In a famous act of generosity, Starr created a raffle for the fiery red Corvette Stingray convertible he was given for being named Super Bowl II’s MVP. The proceeds from the raffle were designed to help further fund Rawhide a couple years after its inception.Since raffles were illegal in Wisconsin at that time, Rawhide had to get a special dispensation from then-Governor Warren P. Knowles. With tickets priced at $1 – a Corvette Stingray convertible at that time sold for about $4,300 – the raffle raised roughly $40,000, as Sawinski recalls, with all the monies going toward Rawhide. (Conflicting, unsubstantiated sources say the raffle generated closer to $65,000).The Starrs later established an endowment fund in memory of their late son Bret to help the young men who have gone through the program have access to funds after they leave Rawhide.

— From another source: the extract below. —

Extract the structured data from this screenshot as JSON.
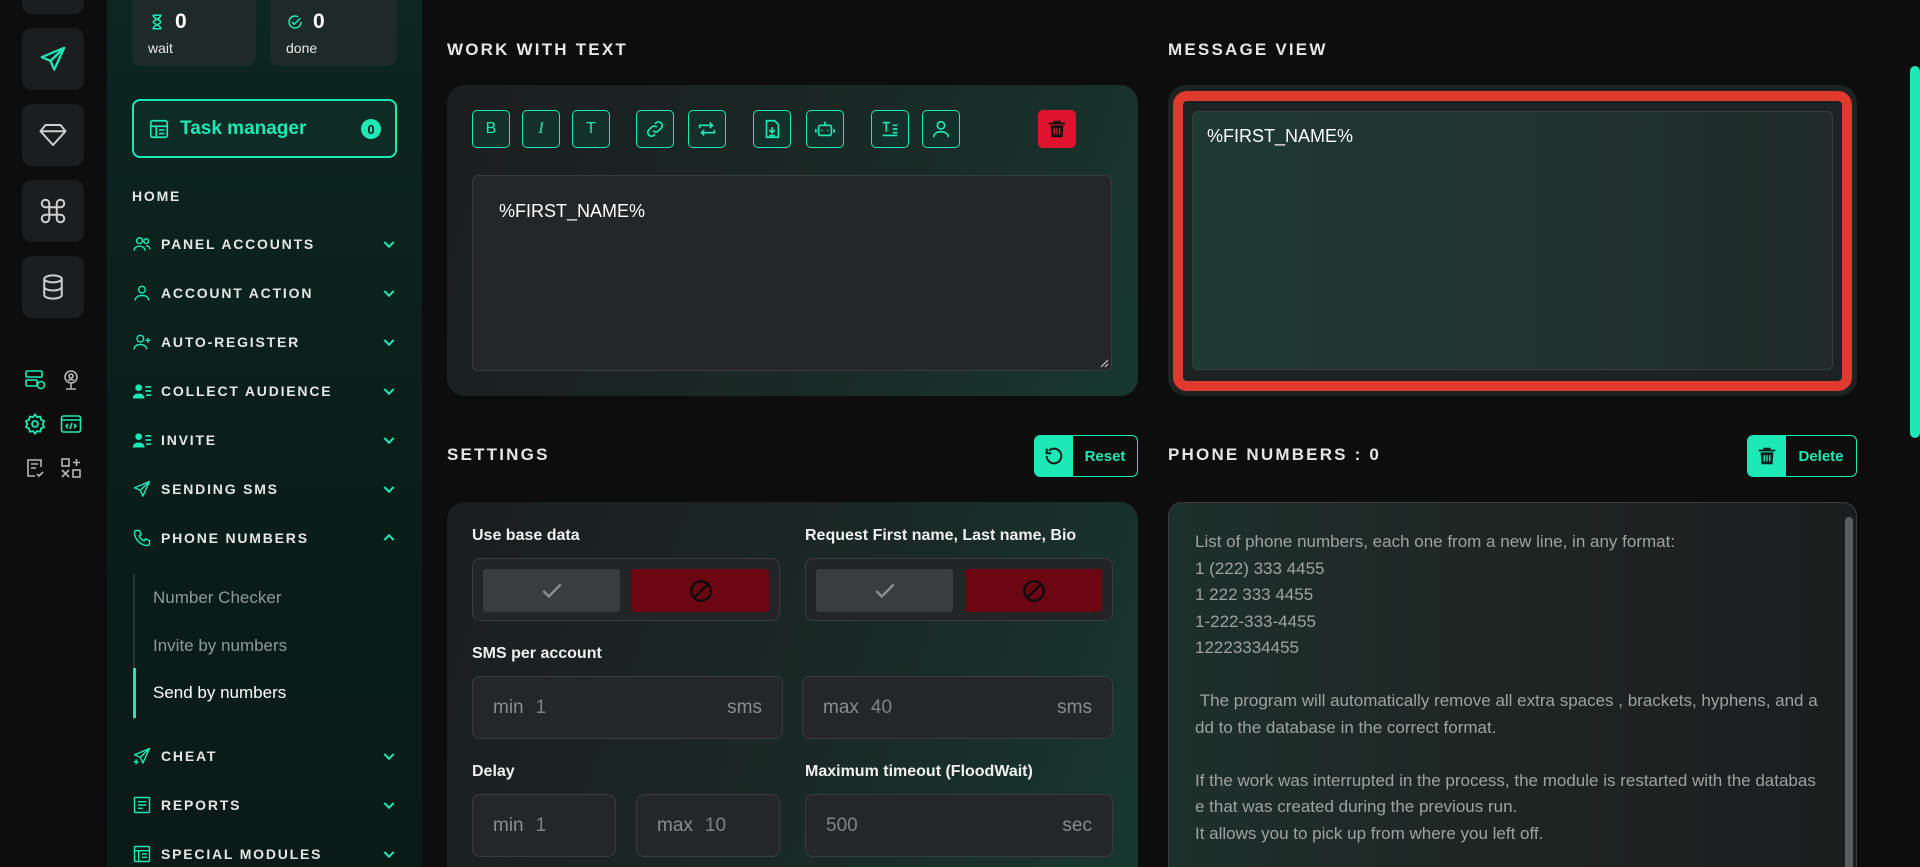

Proceeds from Bart Starr’s autographs and other donations continue to build this fund today to help at-risk young men transition back into the community and lead productive lives.The Starrs also continue to donate countless hours sharing the Rawhide story, helping raise funds, visiting with the boys and producing dozens of public service announcements for radio and TV.”I’m thrilled and honored to have been a member of the Green Bay Packers,” Starr told the LA Times in 2010. “But on another plateau is the Rawhide Boys Ranch because of what it has meant…to so many youngsters who need this type of facility to change, grow, mature and expand their lives.”John and Jan Gillespie continue to serve as spokespersons for Rawhide and live in Appleton, Wisconsin.